■ Problem description: Each line below must be set down exactly; omit any image you find.

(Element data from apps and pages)
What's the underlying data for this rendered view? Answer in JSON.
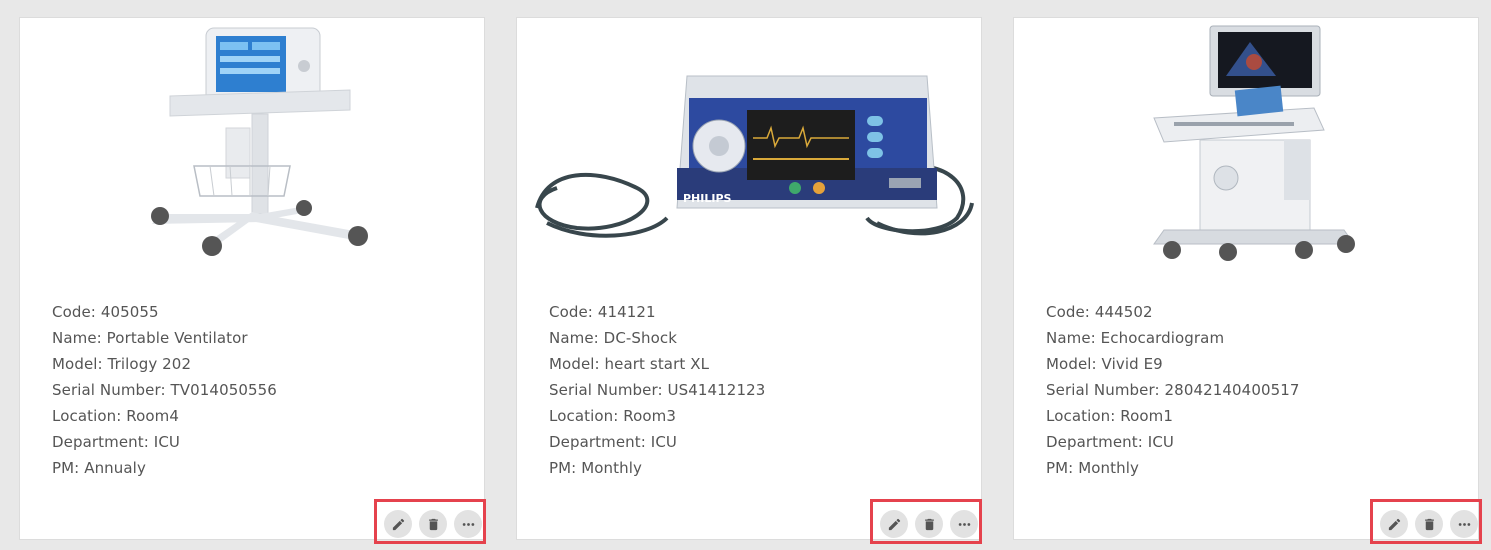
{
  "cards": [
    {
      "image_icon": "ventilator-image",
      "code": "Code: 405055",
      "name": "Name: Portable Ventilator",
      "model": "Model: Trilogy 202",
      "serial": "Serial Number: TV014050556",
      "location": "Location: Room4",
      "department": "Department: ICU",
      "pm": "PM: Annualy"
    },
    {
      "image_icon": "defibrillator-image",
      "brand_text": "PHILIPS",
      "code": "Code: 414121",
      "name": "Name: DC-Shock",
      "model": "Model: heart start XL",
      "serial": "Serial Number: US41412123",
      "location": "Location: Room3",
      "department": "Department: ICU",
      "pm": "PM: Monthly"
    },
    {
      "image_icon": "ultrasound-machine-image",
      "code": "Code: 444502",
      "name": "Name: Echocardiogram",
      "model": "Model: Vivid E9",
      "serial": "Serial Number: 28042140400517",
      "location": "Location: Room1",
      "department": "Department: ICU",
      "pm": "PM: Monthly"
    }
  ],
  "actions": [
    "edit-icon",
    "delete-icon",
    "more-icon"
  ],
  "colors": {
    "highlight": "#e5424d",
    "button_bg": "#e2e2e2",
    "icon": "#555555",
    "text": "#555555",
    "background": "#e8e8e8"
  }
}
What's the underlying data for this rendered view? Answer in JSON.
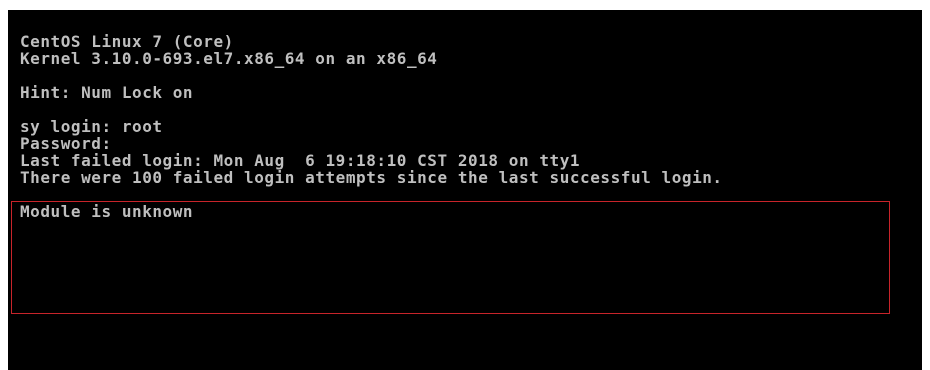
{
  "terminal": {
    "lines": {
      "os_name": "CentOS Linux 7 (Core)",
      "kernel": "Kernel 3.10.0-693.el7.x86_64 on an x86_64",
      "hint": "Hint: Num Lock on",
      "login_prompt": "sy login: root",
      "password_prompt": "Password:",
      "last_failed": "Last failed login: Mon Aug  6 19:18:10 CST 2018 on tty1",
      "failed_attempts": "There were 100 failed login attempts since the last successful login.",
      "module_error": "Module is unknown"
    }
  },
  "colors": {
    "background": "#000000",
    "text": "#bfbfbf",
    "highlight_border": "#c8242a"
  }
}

■ Task solution:
What's the underlying data for this rendered view? Answer in JSON.
{
  "cards": [
    {
      "image_icon": "ventilator-image",
      "code": "Code: 405055",
      "name": "Name: Portable Ventilator",
      "model": "Model: Trilogy 202",
      "serial": "Serial Number: TV014050556",
      "location": "Location: Room4",
      "department": "Department: ICU",
      "pm": "PM: Annualy"
    },
    {
      "image_icon": "defibrillator-image",
      "brand_text": "PHILIPS",
      "code": "Code: 414121",
      "name": "Name: DC-Shock",
      "model": "Model: heart start XL",
      "serial": "Serial Number: US41412123",
      "location": "Location: Room3",
      "department": "Department: ICU",
      "pm": "PM: Monthly"
    },
    {
      "image_icon": "ultrasound-machine-image",
      "code": "Code: 444502",
      "name": "Name: Echocardiogram",
      "model": "Model: Vivid E9",
      "serial": "Serial Number: 28042140400517",
      "location": "Location: Room1",
      "department": "Department: ICU",
      "pm": "PM: Monthly"
    }
  ],
  "actions": [
    "edit-icon",
    "delete-icon",
    "more-icon"
  ],
  "colors": {
    "highlight": "#e5424d",
    "button_bg": "#e2e2e2",
    "icon": "#555555",
    "text": "#555555",
    "background": "#e8e8e8"
  }
}
What's the underlying data for this rendered view? Answer in JSON.
{
  "terminal": {
    "lines": {
      "os_name": "CentOS Linux 7 (Core)",
      "kernel": "Kernel 3.10.0-693.el7.x86_64 on an x86_64",
      "hint": "Hint: Num Lock on",
      "login_prompt": "sy login: root",
      "password_prompt": "Password:",
      "last_failed": "Last failed login: Mon Aug  6 19:18:10 CST 2018 on tty1",
      "failed_attempts": "There were 100 failed login attempts since the last successful login.",
      "module_error": "Module is unknown"
    }
  },
  "colors": {
    "background": "#000000",
    "text": "#bfbfbf",
    "highlight_border": "#c8242a"
  }
}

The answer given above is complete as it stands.